It didn't happen during the game, because a game necessarily pits two opponents against each other. They face each other, they react off each other, they battle each other. There is a dialogue, of sorts. One may be turn out to be stronger than the other, but strength and victory are somehow relative terms. The handshake after the game seals it: you were in the fight, to…

Thought For Food

The thought occurred to me again the other day as I was cycling home down 102 Ave. just after I  hit the amber light at 116 St. and about the same time as the aroma from the Bistro India on the corner stopped me: it's time for the Heritage Festival to somehow grow out of Hawrelak Park.
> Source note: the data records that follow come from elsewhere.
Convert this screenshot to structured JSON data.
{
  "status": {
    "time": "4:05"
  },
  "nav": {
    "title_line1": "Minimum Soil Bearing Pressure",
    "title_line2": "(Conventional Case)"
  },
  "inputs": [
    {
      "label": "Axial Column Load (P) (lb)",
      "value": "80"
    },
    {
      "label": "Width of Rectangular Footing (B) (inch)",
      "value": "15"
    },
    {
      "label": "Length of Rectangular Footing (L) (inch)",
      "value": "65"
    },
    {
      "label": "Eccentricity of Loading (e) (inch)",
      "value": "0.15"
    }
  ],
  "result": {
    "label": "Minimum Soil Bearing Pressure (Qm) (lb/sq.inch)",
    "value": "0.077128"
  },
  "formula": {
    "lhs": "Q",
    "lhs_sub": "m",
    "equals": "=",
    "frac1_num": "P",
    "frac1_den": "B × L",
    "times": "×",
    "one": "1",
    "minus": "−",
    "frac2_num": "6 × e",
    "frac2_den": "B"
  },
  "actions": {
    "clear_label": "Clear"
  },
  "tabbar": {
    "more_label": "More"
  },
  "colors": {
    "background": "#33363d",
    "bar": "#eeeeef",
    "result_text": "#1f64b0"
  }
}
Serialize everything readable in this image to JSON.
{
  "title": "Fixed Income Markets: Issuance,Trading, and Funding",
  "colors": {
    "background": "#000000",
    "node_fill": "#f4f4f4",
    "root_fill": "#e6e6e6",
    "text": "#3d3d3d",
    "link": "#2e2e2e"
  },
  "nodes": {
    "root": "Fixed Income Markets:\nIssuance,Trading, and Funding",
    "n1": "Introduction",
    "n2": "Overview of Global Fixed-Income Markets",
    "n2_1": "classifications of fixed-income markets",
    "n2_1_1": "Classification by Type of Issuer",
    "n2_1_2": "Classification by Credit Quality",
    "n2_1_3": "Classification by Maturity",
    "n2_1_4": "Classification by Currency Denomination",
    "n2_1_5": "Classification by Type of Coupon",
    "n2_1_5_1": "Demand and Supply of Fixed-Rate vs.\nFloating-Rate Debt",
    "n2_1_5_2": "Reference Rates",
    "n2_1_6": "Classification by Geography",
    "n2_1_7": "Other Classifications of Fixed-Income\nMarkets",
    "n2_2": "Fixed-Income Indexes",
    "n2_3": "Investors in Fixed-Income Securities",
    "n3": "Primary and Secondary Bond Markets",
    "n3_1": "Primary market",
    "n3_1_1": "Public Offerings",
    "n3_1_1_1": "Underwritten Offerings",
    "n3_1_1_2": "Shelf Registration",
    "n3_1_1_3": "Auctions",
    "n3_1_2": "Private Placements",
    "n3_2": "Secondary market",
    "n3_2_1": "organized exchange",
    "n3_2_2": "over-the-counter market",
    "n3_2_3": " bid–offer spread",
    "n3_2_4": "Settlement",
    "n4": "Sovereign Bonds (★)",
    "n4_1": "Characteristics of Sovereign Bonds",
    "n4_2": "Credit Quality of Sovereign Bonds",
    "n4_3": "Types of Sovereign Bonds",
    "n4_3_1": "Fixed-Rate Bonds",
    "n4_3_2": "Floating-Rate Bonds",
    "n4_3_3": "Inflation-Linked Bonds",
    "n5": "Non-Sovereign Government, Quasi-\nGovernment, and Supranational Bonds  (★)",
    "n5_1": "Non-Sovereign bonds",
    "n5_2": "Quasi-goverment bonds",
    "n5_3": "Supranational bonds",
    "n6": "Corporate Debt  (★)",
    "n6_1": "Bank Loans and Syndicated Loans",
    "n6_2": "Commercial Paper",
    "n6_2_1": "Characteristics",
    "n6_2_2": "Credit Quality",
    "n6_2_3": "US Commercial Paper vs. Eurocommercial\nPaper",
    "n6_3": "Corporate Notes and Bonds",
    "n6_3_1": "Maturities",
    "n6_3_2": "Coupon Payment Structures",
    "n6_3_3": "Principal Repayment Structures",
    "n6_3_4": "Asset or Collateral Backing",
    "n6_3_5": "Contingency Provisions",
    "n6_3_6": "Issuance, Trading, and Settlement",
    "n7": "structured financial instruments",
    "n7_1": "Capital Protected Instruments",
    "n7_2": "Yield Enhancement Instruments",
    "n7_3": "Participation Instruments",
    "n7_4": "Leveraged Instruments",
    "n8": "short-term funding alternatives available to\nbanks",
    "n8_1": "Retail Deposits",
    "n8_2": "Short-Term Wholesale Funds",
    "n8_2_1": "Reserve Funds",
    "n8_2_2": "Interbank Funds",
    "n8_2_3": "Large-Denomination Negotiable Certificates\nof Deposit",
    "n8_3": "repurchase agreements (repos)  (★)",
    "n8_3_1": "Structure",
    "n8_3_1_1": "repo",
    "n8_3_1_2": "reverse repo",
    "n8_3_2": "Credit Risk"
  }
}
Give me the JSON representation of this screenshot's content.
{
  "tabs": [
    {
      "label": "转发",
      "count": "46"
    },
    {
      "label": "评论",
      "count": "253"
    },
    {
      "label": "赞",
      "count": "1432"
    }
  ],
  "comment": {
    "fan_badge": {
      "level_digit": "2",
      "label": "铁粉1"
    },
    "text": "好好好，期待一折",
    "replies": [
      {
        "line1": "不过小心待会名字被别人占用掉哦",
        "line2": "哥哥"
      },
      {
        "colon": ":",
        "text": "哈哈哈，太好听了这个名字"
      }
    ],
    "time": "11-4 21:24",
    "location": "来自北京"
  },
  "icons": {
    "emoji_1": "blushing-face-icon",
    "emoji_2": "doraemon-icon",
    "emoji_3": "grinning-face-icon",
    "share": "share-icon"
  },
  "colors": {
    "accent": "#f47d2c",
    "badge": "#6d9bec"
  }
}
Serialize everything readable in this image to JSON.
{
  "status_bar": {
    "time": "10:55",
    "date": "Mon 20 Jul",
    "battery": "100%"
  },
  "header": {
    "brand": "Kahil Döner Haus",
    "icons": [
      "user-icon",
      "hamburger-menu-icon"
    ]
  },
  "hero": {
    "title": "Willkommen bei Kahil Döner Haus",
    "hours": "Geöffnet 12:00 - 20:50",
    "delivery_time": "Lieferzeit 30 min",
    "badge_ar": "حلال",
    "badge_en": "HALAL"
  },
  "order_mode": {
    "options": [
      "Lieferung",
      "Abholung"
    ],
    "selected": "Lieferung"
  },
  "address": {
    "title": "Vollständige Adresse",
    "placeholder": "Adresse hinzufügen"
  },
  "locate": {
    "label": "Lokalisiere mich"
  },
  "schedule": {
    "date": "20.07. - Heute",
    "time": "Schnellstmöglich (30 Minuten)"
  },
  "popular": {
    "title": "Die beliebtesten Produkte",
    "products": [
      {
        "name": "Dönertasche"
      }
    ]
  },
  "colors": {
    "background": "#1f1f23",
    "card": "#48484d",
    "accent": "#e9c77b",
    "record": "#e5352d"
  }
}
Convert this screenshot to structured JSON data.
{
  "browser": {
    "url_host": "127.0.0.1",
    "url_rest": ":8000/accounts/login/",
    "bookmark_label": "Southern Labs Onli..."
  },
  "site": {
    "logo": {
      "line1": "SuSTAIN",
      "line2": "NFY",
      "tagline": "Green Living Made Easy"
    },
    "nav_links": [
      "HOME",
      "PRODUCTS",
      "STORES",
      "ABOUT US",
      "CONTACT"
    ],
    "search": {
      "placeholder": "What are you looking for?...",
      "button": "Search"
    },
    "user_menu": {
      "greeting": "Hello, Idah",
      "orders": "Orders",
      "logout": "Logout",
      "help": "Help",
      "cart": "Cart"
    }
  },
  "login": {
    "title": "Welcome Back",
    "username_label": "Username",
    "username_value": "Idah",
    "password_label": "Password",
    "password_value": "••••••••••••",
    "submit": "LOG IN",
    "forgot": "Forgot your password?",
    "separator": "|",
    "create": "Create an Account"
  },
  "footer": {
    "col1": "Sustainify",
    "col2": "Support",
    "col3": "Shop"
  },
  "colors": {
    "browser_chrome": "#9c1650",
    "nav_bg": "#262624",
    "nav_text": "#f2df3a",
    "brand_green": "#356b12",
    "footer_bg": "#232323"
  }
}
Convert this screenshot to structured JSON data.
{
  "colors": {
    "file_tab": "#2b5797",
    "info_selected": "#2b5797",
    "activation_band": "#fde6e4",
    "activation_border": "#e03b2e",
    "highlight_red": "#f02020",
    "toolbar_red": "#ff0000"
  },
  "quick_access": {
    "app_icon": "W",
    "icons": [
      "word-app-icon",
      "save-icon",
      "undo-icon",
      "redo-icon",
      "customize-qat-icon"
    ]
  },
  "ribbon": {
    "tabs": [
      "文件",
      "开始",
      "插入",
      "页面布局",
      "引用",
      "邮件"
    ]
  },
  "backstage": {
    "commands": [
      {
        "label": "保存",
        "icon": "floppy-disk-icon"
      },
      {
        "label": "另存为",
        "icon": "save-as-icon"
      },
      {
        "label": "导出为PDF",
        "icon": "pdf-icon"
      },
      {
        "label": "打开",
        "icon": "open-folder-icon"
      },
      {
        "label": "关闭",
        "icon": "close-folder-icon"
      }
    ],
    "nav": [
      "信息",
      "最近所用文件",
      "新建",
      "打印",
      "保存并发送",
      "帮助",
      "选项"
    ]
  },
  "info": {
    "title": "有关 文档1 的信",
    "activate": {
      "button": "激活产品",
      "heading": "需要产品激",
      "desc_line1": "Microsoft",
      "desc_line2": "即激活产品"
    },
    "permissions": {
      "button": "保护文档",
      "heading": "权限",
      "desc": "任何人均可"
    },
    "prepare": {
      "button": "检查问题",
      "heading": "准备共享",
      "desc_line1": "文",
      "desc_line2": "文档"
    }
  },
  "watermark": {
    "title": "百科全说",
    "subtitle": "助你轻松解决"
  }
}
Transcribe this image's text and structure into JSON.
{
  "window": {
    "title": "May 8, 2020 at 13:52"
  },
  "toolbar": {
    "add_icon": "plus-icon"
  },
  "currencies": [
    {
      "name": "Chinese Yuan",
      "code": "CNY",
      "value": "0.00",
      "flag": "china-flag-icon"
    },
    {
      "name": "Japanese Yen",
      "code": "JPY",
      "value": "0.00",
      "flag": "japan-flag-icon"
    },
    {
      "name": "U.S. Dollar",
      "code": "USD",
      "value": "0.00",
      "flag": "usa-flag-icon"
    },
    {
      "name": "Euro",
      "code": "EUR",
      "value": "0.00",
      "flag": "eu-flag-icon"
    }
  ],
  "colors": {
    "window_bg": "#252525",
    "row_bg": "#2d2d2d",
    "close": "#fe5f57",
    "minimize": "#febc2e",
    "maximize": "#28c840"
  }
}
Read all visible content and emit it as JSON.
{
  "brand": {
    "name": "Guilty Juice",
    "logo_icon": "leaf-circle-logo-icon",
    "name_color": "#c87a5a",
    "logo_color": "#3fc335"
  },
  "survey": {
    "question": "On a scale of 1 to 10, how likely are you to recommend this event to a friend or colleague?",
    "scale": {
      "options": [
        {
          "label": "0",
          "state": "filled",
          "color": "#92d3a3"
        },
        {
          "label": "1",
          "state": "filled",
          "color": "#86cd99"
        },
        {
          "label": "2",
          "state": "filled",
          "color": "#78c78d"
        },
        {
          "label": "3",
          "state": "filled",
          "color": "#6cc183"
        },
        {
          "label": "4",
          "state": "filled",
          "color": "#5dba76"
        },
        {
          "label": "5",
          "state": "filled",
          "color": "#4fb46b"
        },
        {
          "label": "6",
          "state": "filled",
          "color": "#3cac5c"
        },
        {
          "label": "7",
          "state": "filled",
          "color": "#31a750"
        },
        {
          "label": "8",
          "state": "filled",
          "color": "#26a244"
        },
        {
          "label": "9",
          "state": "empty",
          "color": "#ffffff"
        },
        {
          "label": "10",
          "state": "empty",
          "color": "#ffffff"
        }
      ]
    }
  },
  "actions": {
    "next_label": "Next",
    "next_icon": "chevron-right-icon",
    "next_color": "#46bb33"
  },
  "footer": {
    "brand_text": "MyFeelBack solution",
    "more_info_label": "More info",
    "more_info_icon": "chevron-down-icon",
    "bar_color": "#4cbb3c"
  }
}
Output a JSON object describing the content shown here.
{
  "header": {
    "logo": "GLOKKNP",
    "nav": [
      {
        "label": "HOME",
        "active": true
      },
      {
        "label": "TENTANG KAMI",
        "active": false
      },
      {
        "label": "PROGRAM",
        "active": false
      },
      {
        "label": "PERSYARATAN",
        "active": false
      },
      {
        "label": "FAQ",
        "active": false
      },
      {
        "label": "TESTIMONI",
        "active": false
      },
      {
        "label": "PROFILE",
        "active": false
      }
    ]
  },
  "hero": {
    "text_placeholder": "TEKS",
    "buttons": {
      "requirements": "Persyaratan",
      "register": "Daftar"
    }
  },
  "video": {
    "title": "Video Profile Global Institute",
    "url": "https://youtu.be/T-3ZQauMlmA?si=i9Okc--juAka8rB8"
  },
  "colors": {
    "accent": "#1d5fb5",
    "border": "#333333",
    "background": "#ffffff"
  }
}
Every year's August long weekend sees Edmontonians leave their neighbourhoods and head down to Hawrelak for the festival of food, culture, dance and music. Every year, more people show. Arguably, it captures the spirit of the city, or, at least, the multicultural makeup of the city, better than any other festival. And just as arguably, its focus on people and the future provides a nice counterpoint to Calgary's summertime blockbuster extravaganza, the Stampede.

I am not suggesting that the Heritage Festival relocate. The park is a beautiful setting and the weather is typically big sky beautiful, making it a perfect pleasant place to spend a chunk of the municipal holiday. Jack Little and hi…